Download a version of this article formatted for printing, and including additional tables and details of the analysis: Sales Compensation – pay mix and compensation cost 101010
If we want to keep our fixed cost low and only pay sales people when they “perform,” is it smart to have a lower base and higher variable pay to control compensation costs?
Many sales leaders, and perhaps most Chief Financial Officers, feel there are real business benefits to a high-risk / high-upside comp plan. Those who advocate aggressive pay mixes generally believe that:
- More risk and more upside make for more focused, effective and productive sales people, and
- Less base pay means less fixed cost and less total compensation cost in case of underperformance.
In this paper, we explore a case example for a direct sales force on a simplified typical compensation plan for software sales. For this analysis we will leave the motivational aspects of pay mix aside and focus on the cost of compensation for different pay mixes.
The perhaps surprising finding from this analysis is that a more aggressive pay mix results in a higher compensation cost over the expected range of performance (organizational quota attainment of 90% to 110%).
The results of this analysis are presented in the following sections
- The assumptions
- Summary conclusions
- Details of the analysis (available only in the downloadable version)
- Other scenarios (changing a few of the key assumptions, and how the results change)
For this analysis we considered an individual contributor sales role with the following compensation plan parameters:
Annual bookings quota: $5,000,000
Annual target total compensation: $200,000
Pay mix: Three cases are considered: 50/50, 60/40, 70/30
Acceleration over quota: The plan accelerates for bookings over the annual quota up to 150% of quota, then decelerates somewhat over 150%, but continues uncapped based on the following table:
So, for the middle case, the 60/40 pay mix, the payout table in dollars with commission rates would be:
Performance distributions: To predict the cost of compensation, we will need to recognize the fact that even at 100% of the organizational quota, some of the sales people will have under-performed and others will have over-performed. For the purpose of this example, we have constructed three performance distributions: Low (90% of overall quota), Target (100% of overall quota) and High (110% of overall quota). The histograms for these distributions are shown in the following table.
The cost of compensation in all cases for a person earning exactly their target total compensation ($200,000) by achieving exactly their quota is 4% of bookings ($200,000 / $5,000,000). However, the cost of compensation for the “Target” case above, which yields exactly 100% of the organizational target bookings, is 4.15% to 4.25% of bookings (depending on the pay mix).
The more incentive-rich the pay mix (that is, the less is in base and the more is in the incentive at target), the higher the total cost of compensation as a percent of bookings for at-target and over-target organizational performance. For under-target organizational performance, the difference is negligible.
If the sales team’s overall performance is close to or above target, the lower the base, the higher the cost of compensation, by as much as 5% of total compensation (base + incentive). In a low-performing scenario, the compensation cost as a percent of bookings is negligibly higher for the more base-rich pay mix (4.46% > 4.45%).
This analysis demonstrates that there are no meaningful cost savings resulting from a more incentive-rich pay mix.

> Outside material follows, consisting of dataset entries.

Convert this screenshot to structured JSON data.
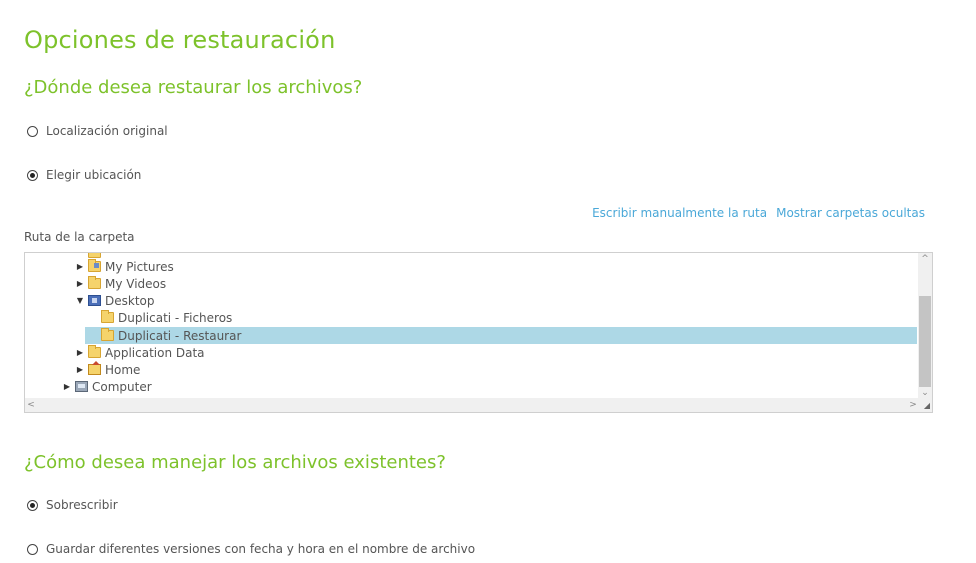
{
  "page": {
    "title": "Opciones de restauración"
  },
  "location": {
    "question": "¿Dónde desea restaurar los archivos?",
    "options": [
      {
        "label": "Localización original",
        "checked": false
      },
      {
        "label": "Elegir ubicación",
        "checked": true
      }
    ]
  },
  "links": {
    "manual_path": "Escribir manualmente la ruta",
    "show_hidden": "Mostrar carpetas ocultas"
  },
  "folder_path_label": "Ruta de la carpeta",
  "tree": {
    "nodes": [
      {
        "label": "My Pictures",
        "icon": "pictures-folder-icon",
        "expander": "collapsed"
      },
      {
        "label": "My Videos",
        "icon": "folder-icon",
        "expander": "collapsed"
      },
      {
        "label": "Desktop",
        "icon": "desktop-icon",
        "expander": "expanded"
      },
      {
        "label": "Duplicati - Ficheros",
        "icon": "folder-icon",
        "expander": "none"
      },
      {
        "label": "Duplicati - Restaurar",
        "icon": "folder-icon",
        "expander": "none",
        "selected": true
      },
      {
        "label": "Application Data",
        "icon": "folder-icon",
        "expander": "collapsed"
      },
      {
        "label": "Home",
        "icon": "home-icon",
        "expander": "collapsed"
      },
      {
        "label": "Computer",
        "icon": "computer-icon",
        "expander": "collapsed"
      }
    ]
  },
  "existing": {
    "question": "¿Cómo desea manejar los archivos existentes?",
    "options": [
      {
        "label": "Sobrescribir",
        "checked": true
      },
      {
        "label": "Guardar diferentes versiones con fecha y hora en el nombre de archivo",
        "checked": false
      }
    ]
  },
  "colors": {
    "heading": "#7dc22b",
    "link": "#4aa8d8",
    "selection": "#add8e6"
  }
}
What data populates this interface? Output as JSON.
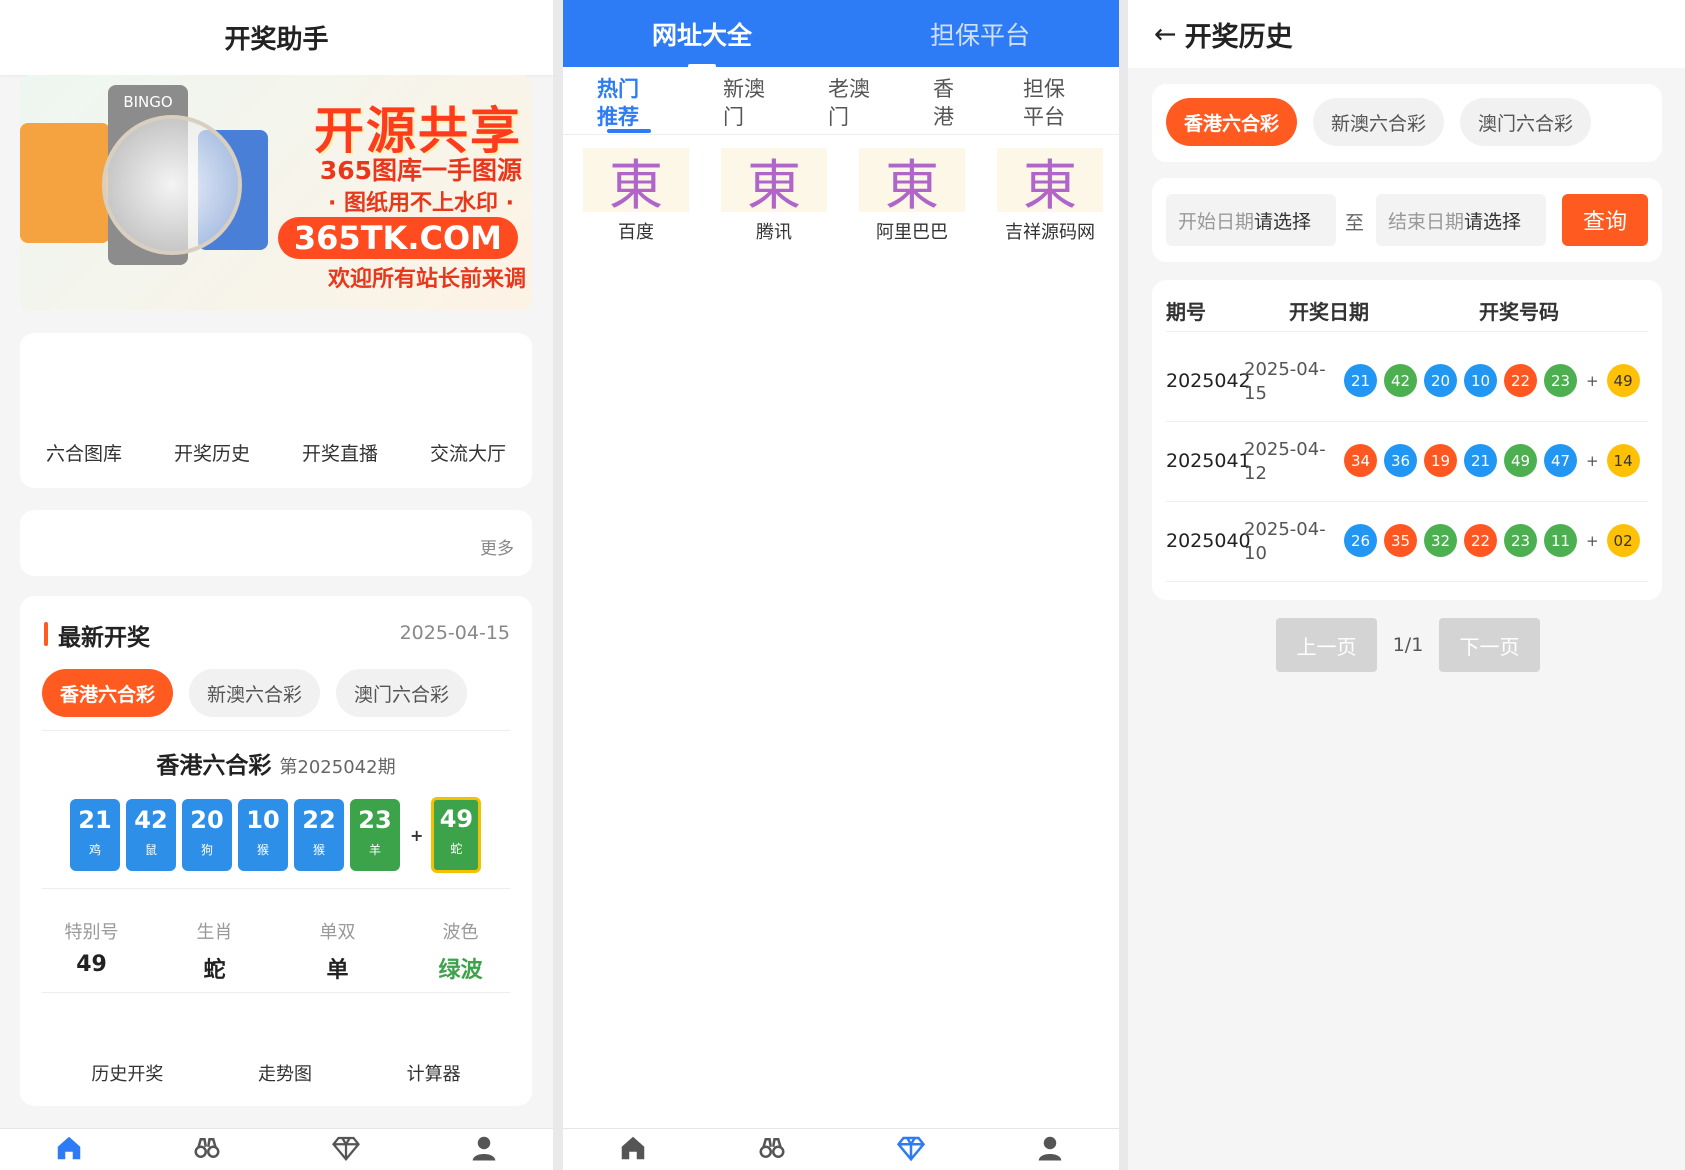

In fact, the more pay at risk, the more aggressive the acceleration over quota, and the higher the cost of comp for the over-performers, which is not fully offset by the reduced pay delivered to the under-performers.
Details of the analysis
For details that show how the results were calculated, see the downloadable version.
If the cost of comp is slightly less for a more incentive-rich mix in a 90% of target scenario, what would happen in an 80% of target scenario?
The lines do indeed cross below 90% of the organizational quota. So if a seriously underperforming year is anticipated, there may be some cost savings associated with a more incentive-rich pay mix.
How do the results change if the plans offer greater acceleration over quota, for example a 3.0 leverage factor as is often the design in high-quota new business sales roles?
If the leverage factor is as high as 3.0, the more aggressive (incentive-rich) pay mix is more expensive across the full range of outcomes for organizational performance (80% of quota to 110% of quota).
What about a more sophisticated plan in which the leverage factor increases with pay at risk, and the payout curve below quota decelerates at low levels of attainment, and accelerates somewhat as quota is approached?
Once again, across the full performance range considered, the least costly plan is the plan with the highest base as a percent of total compensation at target.
Percent of target total compensation in the base/incentive at target
The cost of compensation for a team of sales people who together deliver exactly 100% of their collective quota will be somewhat higher due to the acceleration in the plan. The over-achievers will earn leveraged upside, and the under-achievers will not offset this leverage in their payouts. The result is that the expected total compensation cost is over 4% of bookings at target.
The Leverage Factor is the ratio of top performer (90th percentile) variable earnings to typical performer (50th percentile) variable earnings.
Donya Rose, CSCP, is Managing Principal of The Cygnal Group. She is a recognized expert in sales compensation plan design, regularly speaking at conferences and writing published articles. She serves clients from F500 to growth-stage businesses, and advises WorldatWork on sales compensation hot topics and best practices.